Given this heritage and profile, fish and chips is clearly more than frying some potatoes and battered fish. I had to explore this iconic dish. The Epicurious recipe was a good start. Twice frying the chips, and the precise temperature of the oil, were two key learnings.
Watties tomato sauce was the go-to condiment in my childhood. It was really no more than a red coloured salty-sweet flavour enhancer. I wanted my version of fish and chips to have something more genuinely complimentary, and this roasted tomato sauce did the trick. Healthy, not at all dominant, though definitely flavour enhancing.
It wasn’t included in the tradition of fish and chips accompaniments, but a mixed green leaf salad provides a wonderful counterpoint to the fried ingredients. Drizzled, of course, with a delectabilia salad dressing.
Fish and chips with a roasted tomato sauce.Print
Roasted Tomato Sauce
- 10 medium tomatoes
- 2 medium red peppers
- 1 large onion
- 1 Tbsp olive oil
- 5 cloves garlic
- 3 star anise
- 1/2 cinnamon stick
- 3 leaves bay
- 1 tsp coriander seeds
- 1 tsp smoked paprika
- 1 tsp freshly ground black pepper
- Salt to taste
- 2 Tbsp balsamic vinegar
- 2 Tbsp apple cider vinegar
- 1/2 cup water
Fish and chips
- 5 large potatoes or 8 medium ones
- 800 g white fish fillets as fresh as possible, deboned, firmer fish preferred
- 2 cups all purpose flour
- 1 litre vegetable oil or more if you have a deep fryer
- 350 ml cold beer preferably ale
Roasted tomato sauce
- Wash, trim, and halve the tomatoes and red peppers
- Place on a baking tray and drizzle with olive oil, sprinkle with salt and pepper
- Bake at 150 degC for 2 hours
- Peel and dice the onion and garlic
- Sauté in olive oil in a large saucepan until transparent
- Add the tomatoes, peppers, vinegar, and water to saucepan
- Use an immersion blender to reduce the vegetables to a pulp
- Add the spices and simmer over a low heat for 1 hour
- Allow to cool
- Press cooled ingredients through a sieve. Discard skins and spices.
- Check seasoning and add salt if necessary
- Store in the refridgerator for up to a week, or freeze.
- Peel the potatoes and cut into 10 cm thick wedges
- Transfer to a large bowl of ice and water and chill for at least 30 minutes
- Heat the oil in a frying pan until it reaches 165 degUse a cooking thermometer.
- Fry a 3rd of the potatoes until just starting to become golden. About 4 minutes.
- Transfer to paper towels to drain.
- Return the oil to 165 degC.
- Repeat for the 2nd and last third.

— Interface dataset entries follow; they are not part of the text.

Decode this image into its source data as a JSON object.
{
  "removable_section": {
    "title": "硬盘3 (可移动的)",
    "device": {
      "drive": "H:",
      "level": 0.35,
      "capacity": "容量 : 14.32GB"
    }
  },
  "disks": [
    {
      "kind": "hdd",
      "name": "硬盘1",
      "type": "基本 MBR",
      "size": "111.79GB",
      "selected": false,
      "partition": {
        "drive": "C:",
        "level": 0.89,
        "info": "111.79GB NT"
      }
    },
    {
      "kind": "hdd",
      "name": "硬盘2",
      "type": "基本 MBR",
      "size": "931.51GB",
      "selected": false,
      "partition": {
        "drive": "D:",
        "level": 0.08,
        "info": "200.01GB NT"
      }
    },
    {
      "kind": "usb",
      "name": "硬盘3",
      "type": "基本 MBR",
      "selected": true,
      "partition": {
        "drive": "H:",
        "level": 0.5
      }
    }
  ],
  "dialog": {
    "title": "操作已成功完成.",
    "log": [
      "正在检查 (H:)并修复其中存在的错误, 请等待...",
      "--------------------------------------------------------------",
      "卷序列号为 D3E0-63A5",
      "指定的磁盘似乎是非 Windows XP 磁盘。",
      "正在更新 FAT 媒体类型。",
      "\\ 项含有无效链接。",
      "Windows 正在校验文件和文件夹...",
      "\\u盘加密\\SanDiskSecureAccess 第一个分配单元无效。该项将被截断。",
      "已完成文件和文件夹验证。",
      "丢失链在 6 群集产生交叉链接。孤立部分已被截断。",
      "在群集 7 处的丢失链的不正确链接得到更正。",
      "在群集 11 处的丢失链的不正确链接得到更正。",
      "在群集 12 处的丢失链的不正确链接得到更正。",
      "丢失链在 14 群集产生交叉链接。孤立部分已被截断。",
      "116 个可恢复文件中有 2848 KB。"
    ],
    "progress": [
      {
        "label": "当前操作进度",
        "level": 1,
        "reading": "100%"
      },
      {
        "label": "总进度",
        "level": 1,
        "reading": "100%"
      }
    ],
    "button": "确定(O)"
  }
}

- Allow to cool for at least 30 minutes, or up to 3 hours ahead of the final fry.
- Preheat the oven to 120 degC.
Bring the oil in the frying pan up to 180 degC.
- Fry the chips again, one third at a time, until golden. About 5 minutes. Return the oil to 180 degC between each batch.
- Drain the chips on paper towels then transfer to the oven to keep warm.
- Cut fish into 20 ml thick pieces.
Sprinkle fish pieces with salt and freshly ground black pepper, both sides.
Whisk 1 1/2 cups of flour with the beer.
Dredge fish in the remaining 1/2 cup of flour, then coat in the batter
Bring the oil in the frying pan up to 190 degC.
Slide the battered fish into the hot oil, 2 or 3 pieces at a time. Turn regularly. Remove once crisp and golden in colour, about 5 minutes total.